Illustrating the ramifications of the proposed payment threshold on individual earnings of $45,000 per annum, the ACTU observed that this would leave an individual with a take-home pay of $37,928 once income tax and the Medicare levy is deducted. We believe that the current repayment threshold strikes the appropriate balance. We cannot expect students to repay more than their current debts at the same time as starting a career, setting up and saving for a house—particularly in Sydney and Melbourne and probably Brisbane—and, in many instances, starting a family.

We know that higher education debt is a genuine barrier to low socioeconomic and disadvantaged students. Equity practitioners in higher education encapsulate the heart of this problem, saying that this measure would disproportionately affect people of low socioeconomic backgrounds, people with disabilities, and Aboriginal and Torres Strait Islanders. This measure will no doubt have an impact on the community I happen to represent. It's a community I'm certainly very proud of. It's very colourful; it's very vibrant—much like the community of my colleague the member for Werriwa. But our communities are not rich communities.

The average household income in my community is just a tad over $60,000. We're not a rich community. As a matter of fact, my community's made up heavily of migrants and current refugees. So changing the income rate for all HELP thresholds from average weekly earnings to CPI is also a measure that will be hard-felt by many individuals in low socioeconomic backgrounds, certainly in communities like mine and, no doubt, those communities in regional Australia purportedly being represented by some of those opposite.

As the Southern Cross Postgraduate Association has noted, it will place an additional hardship on low socioeconomic HELP debtholders at a time that combines with a stagnant wage growth and a rising cost of living. The proposed lifetime borrowing limit also has an impact of eroding the underlying objectives of universal access enshrined in the HELP scheme and the importance of lifelong learning, including the ability of workers to upskill. This will prove critical, given the considerable uncertainty of a future workforce in this country. We are all looking to the future and what that might hold, what the future industries might be, and workers will be undergoing upskilling and training. But this will be putting university education beyond the grasp of many in that situation.

At a time when we have significant economic transition we should be investing in our people, not making it harder for them to get a university qualification.

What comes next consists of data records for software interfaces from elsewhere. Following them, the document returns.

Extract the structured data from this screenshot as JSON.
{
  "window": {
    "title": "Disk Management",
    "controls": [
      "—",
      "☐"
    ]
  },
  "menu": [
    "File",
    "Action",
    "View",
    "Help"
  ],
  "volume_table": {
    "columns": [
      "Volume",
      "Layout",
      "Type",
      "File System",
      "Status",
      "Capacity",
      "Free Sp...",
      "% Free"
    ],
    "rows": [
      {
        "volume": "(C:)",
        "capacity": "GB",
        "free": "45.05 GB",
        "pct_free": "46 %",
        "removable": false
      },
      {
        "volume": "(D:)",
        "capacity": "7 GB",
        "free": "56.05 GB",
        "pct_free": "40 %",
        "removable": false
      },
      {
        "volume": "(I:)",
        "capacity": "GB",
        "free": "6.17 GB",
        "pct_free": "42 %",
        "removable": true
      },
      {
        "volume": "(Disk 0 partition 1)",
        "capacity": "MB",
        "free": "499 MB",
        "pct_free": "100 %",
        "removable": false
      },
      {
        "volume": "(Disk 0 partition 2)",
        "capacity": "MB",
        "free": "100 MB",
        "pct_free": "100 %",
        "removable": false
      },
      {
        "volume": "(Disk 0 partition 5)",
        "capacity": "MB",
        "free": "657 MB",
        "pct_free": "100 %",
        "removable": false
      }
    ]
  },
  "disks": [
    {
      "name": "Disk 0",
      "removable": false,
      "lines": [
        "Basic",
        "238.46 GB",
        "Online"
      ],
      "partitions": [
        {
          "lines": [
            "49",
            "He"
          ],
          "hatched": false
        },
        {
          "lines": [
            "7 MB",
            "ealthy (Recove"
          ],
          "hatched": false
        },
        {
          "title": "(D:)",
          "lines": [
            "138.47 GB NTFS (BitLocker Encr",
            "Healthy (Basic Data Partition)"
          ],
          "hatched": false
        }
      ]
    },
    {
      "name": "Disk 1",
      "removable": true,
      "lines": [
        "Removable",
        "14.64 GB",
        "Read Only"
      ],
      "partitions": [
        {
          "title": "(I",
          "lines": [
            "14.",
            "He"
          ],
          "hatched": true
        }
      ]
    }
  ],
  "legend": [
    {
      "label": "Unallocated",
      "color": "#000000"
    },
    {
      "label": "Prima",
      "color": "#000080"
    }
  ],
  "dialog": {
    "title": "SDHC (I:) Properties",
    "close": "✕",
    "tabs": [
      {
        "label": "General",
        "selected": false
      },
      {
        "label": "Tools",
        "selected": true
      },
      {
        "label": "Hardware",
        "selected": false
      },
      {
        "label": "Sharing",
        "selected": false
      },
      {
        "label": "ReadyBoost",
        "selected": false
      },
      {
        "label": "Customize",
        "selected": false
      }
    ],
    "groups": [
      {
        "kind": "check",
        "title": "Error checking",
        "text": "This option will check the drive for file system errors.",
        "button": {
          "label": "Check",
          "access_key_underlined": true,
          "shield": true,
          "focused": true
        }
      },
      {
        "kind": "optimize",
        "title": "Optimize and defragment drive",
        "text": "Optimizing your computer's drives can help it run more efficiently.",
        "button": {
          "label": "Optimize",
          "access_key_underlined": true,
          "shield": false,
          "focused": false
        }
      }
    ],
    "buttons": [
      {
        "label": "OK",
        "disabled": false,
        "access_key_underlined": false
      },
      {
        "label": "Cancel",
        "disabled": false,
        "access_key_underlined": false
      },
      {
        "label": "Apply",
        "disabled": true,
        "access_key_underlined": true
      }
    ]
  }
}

Australian students already make the sixth-highest contribution to their university fees in the OECD. As Catriona Jackson, the deputy chief of Universities Australia, has emphasised, when contemplating change to the magnitude of this, there should be a first principle in the legislator's mind: do no harm. This government, quite frankly, has done the exact opposite when it comes to education and, in this case, higher education.

The changes to the HELP scheme are simply budget driven, and it's all about supporting the government's $65 billion tax cut to the big end of town. These measures are not fair, they're not good for universities and they're not good for students. On that basis, they cannot be good for the future prosperity of this nation. In the words of Margaret Gardner, I call on the government not to slam the door of opportunity shut, once more, to Australia's bright minds. Our nation cannot afford it, societally or economically. We must restore our nation's investment in Australian students and, in doing so, our investment in Australia's future.

WE'LL PUT PEOPLE FIRST